- Eat them less often. If you normally eat these foods daily, reduce them to once a week or once a month. You'll reduce your calories because you can't eat as much.
- Eat smaller amounts. If your favorite high-calorie food is a chocolate bar, take a smaller size or just half a bar.
- Try a low-calorie version. Use low-calorie ingredients or prepare your food differently. For example, if your macaroni cheese recipe uses whole milk, butter and full-fat cheese, try making it from scratch with fat-free milk, less butter, light cream cheese, fresh spinach and tomatoes. Just be sure not to increase your portion size.

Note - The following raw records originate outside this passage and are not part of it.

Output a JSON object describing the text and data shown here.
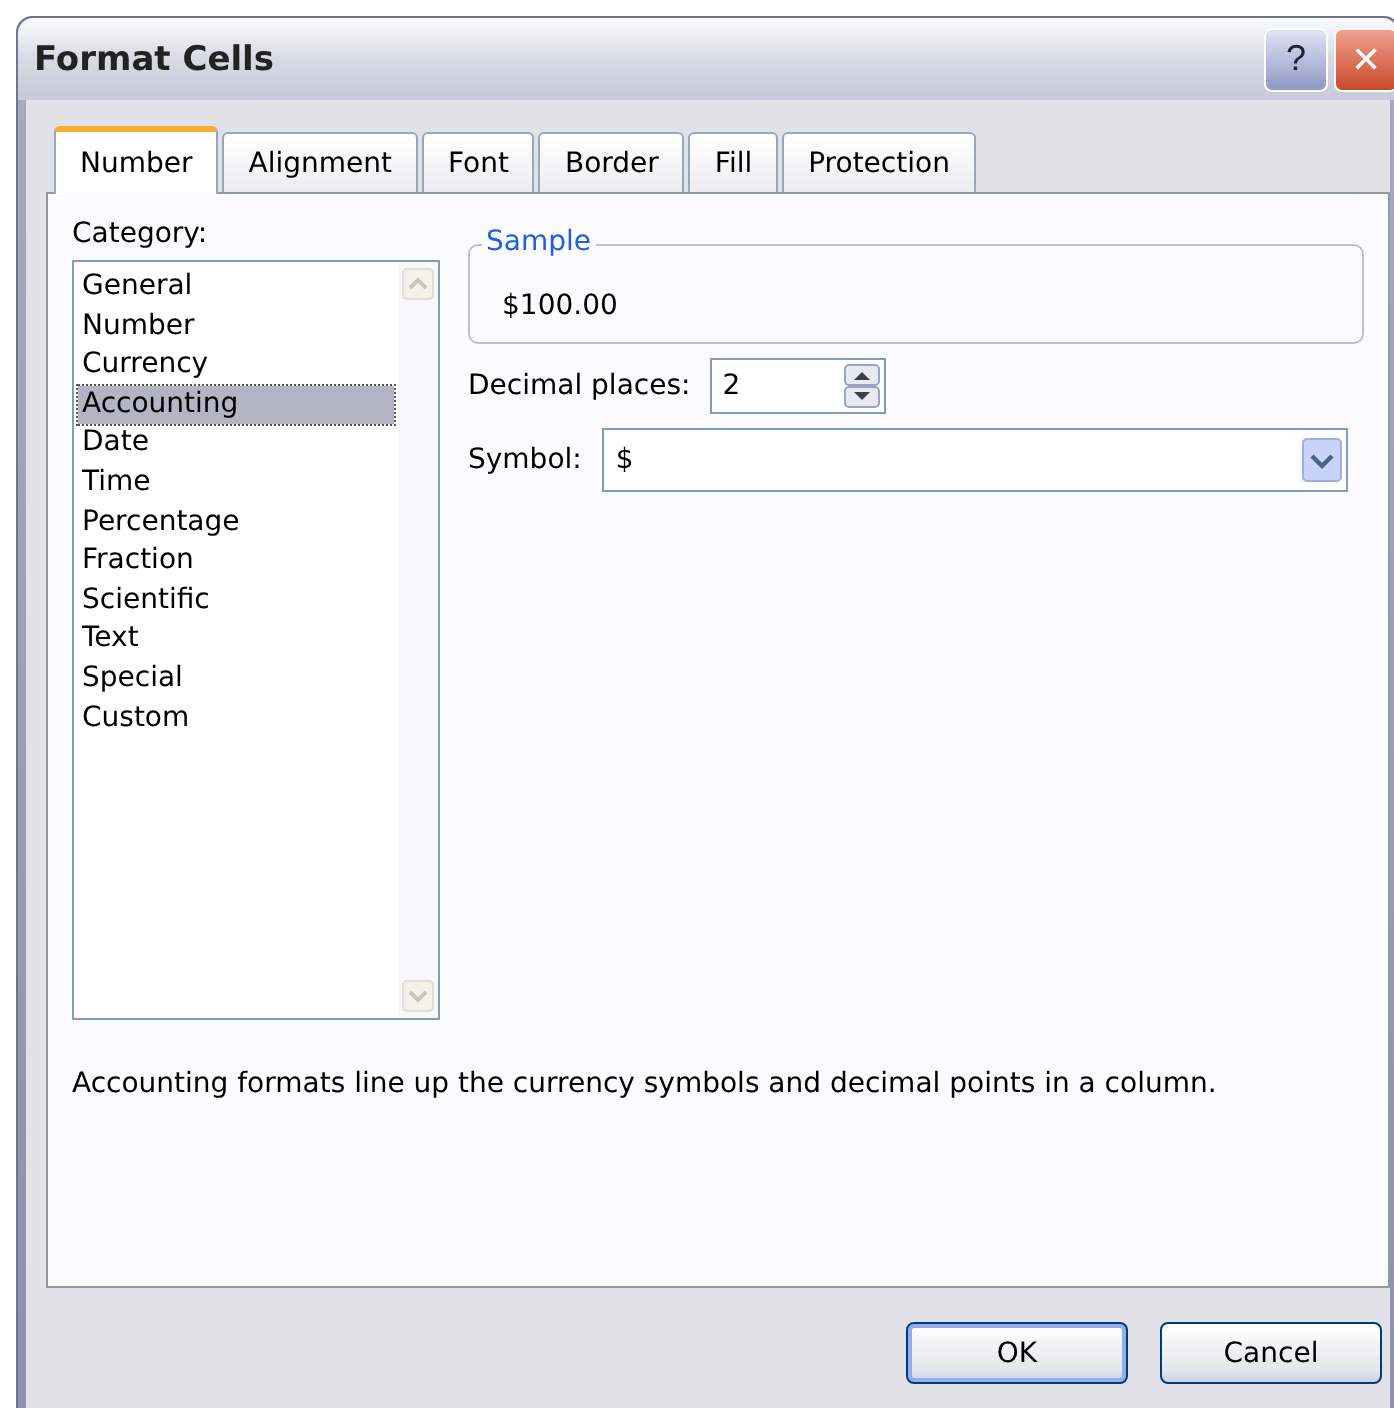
{
  "window": {
    "title": "Format Cells",
    "help": "?",
    "close": "✕"
  },
  "tabs": [
    {
      "label": "Number",
      "selected": true
    },
    {
      "label": "Alignment",
      "selected": false
    },
    {
      "label": "Font",
      "selected": false
    },
    {
      "label": "Border",
      "selected": false
    },
    {
      "label": "Fill",
      "selected": false
    },
    {
      "label": "Protection",
      "selected": false
    }
  ],
  "category": {
    "label": "Category:",
    "items": [
      {
        "label": "General",
        "selected": false
      },
      {
        "label": "Number",
        "selected": false
      },
      {
        "label": "Currency",
        "selected": false
      },
      {
        "label": "Accounting",
        "selected": true
      },
      {
        "label": "Date",
        "selected": false
      },
      {
        "label": "Time",
        "selected": false
      },
      {
        "label": "Percentage",
        "selected": false
      },
      {
        "label": "Fraction",
        "selected": false
      },
      {
        "label": "Scientific",
        "selected": false
      },
      {
        "label": "Text",
        "selected": false
      },
      {
        "label": "Special",
        "selected": false
      },
      {
        "label": "Custom",
        "selected": false
      }
    ]
  },
  "sample": {
    "label": "Sample",
    "value": "$100.00"
  },
  "decimal_places": {
    "label": "Decimal places:",
    "value": "2"
  },
  "symbol": {
    "label": "Symbol:",
    "value": "$"
  },
  "description": "Accounting formats line up the currency symbols and decimal points in a column.",
  "buttons": [
    "OK",
    "Cancel"
  ]
}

For more ideas on how to save calories, see: Eat more, weigh less and eat less.
With these tips, you can incorporate almost any food into your healthy eating plan and still lose weight or maintain a healthy weight.